— Your instructions —
The answer must be every line of the records in which the string "data" appears.

Collection entries:
####################

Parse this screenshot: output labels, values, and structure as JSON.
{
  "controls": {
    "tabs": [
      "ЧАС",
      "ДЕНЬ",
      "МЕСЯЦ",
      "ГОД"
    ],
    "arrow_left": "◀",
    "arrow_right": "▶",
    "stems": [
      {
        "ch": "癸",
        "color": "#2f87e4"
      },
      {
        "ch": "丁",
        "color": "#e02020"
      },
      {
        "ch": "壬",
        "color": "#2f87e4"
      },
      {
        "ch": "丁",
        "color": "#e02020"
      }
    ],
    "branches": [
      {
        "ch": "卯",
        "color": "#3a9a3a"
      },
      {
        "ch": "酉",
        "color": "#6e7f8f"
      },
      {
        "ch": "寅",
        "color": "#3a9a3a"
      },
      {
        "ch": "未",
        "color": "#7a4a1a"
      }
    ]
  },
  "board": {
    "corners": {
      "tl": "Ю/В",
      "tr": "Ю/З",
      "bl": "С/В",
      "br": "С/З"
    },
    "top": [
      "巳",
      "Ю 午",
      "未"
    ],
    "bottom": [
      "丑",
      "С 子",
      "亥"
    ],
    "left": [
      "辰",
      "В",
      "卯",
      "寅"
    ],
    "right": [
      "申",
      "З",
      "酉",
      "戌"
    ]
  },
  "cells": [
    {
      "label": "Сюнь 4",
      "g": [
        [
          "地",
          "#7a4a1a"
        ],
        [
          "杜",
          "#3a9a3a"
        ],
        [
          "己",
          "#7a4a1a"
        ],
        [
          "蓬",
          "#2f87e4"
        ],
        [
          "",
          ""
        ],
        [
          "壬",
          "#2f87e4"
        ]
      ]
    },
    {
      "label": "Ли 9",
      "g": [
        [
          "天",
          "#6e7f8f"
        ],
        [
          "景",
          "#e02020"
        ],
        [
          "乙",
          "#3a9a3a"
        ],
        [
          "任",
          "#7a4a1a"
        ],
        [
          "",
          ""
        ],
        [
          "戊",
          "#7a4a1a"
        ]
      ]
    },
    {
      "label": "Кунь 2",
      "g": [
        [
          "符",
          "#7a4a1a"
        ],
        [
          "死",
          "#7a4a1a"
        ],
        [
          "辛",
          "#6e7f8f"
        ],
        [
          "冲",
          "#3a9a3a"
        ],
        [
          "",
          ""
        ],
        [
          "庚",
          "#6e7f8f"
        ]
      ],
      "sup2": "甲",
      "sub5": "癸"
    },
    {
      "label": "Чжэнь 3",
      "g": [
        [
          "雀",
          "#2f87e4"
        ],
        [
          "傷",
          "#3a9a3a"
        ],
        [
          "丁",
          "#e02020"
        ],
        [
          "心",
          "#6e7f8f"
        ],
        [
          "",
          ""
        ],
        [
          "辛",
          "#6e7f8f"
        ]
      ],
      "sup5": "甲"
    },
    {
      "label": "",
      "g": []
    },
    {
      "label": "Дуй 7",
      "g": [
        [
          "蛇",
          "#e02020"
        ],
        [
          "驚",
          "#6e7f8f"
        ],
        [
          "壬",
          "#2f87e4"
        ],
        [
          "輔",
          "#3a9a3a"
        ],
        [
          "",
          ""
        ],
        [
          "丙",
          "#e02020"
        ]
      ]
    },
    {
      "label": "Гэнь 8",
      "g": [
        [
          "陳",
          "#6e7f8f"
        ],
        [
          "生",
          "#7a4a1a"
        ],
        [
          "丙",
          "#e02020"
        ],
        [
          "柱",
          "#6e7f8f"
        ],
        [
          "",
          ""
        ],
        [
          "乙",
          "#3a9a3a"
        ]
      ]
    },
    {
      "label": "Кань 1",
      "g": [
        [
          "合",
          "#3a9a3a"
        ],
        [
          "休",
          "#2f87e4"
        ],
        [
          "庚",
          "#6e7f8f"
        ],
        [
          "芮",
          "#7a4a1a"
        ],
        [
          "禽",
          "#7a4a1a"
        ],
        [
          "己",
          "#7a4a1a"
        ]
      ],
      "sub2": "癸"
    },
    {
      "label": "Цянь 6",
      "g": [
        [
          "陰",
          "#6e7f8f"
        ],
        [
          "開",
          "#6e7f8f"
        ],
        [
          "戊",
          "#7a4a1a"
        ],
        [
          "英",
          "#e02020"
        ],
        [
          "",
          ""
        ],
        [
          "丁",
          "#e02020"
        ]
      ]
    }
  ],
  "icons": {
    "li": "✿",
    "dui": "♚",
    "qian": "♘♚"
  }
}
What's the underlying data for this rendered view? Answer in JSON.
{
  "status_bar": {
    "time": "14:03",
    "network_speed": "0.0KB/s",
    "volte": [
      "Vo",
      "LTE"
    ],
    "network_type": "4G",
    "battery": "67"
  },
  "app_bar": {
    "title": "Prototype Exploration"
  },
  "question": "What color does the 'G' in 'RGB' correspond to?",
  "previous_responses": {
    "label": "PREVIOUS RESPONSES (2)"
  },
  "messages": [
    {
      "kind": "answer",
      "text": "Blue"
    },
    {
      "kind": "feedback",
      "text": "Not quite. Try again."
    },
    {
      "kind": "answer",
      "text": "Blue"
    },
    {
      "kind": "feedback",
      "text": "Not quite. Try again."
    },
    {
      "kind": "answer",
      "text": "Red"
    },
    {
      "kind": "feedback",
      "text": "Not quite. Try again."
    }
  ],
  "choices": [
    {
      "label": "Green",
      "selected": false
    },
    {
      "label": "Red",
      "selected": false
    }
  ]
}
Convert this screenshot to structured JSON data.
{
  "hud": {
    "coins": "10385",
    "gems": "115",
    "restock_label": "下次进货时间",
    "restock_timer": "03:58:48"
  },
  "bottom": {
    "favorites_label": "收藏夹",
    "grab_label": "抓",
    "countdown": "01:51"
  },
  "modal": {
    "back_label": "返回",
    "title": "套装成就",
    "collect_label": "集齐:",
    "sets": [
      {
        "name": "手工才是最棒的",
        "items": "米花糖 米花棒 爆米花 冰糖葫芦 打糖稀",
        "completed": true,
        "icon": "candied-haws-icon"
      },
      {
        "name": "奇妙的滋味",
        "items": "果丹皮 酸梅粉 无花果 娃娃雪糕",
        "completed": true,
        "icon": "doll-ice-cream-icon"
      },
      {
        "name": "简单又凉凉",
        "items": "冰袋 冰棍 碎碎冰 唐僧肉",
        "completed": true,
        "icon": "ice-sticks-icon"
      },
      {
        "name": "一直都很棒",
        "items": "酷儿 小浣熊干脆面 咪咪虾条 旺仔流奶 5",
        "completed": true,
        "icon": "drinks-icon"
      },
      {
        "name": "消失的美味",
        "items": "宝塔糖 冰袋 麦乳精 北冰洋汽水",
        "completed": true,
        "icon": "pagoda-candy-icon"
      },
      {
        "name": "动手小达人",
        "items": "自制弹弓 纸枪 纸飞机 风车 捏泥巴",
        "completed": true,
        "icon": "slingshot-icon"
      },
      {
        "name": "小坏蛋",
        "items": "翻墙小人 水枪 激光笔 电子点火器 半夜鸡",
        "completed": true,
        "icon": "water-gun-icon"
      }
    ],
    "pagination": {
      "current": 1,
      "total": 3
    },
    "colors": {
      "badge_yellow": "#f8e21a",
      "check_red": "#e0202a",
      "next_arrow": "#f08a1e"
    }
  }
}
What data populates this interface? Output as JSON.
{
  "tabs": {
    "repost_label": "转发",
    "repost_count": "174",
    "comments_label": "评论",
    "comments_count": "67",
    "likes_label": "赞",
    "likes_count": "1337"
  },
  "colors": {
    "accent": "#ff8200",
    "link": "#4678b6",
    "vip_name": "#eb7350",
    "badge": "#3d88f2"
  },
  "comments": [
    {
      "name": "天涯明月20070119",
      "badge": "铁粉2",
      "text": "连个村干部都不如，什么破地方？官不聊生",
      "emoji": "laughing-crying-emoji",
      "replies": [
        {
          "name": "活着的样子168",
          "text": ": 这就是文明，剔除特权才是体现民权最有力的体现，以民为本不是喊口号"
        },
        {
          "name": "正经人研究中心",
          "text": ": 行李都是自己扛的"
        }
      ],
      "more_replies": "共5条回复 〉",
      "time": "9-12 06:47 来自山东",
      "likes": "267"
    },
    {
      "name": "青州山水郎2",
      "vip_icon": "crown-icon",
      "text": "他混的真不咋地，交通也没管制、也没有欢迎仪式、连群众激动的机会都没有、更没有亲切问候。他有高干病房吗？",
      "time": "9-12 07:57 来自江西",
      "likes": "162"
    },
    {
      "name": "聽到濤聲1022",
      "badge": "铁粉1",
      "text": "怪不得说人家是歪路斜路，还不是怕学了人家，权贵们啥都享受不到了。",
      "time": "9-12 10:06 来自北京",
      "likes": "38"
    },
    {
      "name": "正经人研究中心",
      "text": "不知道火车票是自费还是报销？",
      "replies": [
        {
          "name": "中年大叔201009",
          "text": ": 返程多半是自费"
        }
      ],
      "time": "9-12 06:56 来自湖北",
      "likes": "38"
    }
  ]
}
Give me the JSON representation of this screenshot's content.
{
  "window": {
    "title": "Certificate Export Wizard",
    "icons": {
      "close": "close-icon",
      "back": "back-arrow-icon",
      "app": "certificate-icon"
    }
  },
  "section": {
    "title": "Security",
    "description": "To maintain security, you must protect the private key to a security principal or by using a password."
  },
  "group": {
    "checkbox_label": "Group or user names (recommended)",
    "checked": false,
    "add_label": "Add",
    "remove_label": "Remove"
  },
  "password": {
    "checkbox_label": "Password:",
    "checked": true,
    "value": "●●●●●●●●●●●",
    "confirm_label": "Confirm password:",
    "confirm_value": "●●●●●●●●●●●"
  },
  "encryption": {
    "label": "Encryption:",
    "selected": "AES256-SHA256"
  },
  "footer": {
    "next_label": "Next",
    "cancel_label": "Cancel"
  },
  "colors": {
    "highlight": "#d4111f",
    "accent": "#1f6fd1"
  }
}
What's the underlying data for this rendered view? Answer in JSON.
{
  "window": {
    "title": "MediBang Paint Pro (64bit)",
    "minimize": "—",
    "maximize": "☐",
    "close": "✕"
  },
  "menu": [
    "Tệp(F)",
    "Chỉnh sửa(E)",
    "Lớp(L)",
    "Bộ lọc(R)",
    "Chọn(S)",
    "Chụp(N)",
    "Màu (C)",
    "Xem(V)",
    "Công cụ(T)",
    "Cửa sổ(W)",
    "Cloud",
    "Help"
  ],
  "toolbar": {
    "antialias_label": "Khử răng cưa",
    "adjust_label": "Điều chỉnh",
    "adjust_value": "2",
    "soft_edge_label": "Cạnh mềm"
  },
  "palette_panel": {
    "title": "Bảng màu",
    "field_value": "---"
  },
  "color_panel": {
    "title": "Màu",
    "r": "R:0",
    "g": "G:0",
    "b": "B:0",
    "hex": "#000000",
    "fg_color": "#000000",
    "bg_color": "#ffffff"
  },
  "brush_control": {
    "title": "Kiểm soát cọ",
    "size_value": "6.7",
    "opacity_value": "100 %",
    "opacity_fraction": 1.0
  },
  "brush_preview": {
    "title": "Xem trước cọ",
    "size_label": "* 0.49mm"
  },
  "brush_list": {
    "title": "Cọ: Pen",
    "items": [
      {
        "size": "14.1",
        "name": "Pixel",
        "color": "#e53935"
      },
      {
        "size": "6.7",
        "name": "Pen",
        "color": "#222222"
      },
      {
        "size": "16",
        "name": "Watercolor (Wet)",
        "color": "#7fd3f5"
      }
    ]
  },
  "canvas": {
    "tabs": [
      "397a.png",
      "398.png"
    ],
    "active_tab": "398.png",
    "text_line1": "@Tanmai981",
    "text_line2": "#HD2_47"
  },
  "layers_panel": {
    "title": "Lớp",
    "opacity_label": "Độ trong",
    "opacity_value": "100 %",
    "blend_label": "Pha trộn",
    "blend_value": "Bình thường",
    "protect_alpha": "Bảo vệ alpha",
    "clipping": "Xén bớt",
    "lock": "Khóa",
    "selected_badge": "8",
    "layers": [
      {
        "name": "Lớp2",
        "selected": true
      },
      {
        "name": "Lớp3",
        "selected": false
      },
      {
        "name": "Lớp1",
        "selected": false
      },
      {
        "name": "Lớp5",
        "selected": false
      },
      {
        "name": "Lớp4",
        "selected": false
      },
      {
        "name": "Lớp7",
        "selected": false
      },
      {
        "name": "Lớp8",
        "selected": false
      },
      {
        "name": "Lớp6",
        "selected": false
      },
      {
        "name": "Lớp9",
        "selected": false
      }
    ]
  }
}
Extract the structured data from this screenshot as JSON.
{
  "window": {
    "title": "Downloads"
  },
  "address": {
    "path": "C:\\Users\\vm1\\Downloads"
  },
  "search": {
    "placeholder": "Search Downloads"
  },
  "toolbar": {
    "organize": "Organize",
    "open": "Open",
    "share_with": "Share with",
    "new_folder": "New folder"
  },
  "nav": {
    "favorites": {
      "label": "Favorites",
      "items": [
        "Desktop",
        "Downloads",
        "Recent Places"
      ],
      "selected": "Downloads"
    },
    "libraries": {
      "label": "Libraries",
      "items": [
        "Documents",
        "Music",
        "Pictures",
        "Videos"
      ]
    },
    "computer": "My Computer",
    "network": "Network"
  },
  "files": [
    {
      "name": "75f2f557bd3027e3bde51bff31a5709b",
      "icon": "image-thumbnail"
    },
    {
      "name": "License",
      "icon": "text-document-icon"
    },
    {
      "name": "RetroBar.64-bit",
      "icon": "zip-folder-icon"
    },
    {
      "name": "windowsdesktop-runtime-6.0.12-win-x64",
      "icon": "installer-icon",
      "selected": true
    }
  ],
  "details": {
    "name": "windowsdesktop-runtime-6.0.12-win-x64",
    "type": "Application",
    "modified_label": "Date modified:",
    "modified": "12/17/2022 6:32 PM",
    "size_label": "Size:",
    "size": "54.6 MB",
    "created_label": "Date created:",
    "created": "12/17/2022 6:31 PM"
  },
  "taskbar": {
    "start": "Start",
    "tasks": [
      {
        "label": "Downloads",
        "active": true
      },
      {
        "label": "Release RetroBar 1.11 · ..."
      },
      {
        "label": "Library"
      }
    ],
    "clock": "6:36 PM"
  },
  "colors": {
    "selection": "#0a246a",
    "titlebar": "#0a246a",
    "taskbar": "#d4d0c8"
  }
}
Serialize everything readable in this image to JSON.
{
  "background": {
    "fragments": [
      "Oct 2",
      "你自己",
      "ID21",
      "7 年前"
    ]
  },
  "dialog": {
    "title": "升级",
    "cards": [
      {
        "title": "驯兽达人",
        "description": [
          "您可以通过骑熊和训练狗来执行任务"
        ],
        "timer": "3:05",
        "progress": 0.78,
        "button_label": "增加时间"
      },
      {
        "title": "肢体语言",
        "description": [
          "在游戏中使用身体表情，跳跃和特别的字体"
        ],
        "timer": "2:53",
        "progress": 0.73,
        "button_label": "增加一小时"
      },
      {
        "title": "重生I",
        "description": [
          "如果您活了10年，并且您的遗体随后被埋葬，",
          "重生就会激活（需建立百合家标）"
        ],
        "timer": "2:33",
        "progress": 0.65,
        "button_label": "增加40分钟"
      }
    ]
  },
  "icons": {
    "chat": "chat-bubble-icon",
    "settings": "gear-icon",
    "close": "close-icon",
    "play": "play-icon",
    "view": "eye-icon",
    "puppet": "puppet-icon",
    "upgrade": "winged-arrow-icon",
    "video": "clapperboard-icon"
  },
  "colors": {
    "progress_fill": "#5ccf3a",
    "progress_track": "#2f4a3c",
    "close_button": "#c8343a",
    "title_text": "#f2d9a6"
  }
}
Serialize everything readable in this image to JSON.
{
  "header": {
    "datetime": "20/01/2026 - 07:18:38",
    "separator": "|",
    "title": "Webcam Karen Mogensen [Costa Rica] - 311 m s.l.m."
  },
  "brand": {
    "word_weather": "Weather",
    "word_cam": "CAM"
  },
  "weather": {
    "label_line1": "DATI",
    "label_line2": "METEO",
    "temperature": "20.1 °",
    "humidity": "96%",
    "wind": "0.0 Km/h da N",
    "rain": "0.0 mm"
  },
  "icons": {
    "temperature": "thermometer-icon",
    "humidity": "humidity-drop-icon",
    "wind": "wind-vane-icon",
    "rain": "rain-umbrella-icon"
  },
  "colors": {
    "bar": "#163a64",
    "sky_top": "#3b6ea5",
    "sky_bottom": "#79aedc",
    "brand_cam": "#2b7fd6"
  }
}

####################

— Finished task —
What's the underlying data for this rendered view? Answer in JSON.
Convert this screenshot to structured JSON data.
What data populates this interface? Output as JSON.
What's the underlying data for this rendered view? Answer in JSON.
Extract the structured data from this screenshot as JSON.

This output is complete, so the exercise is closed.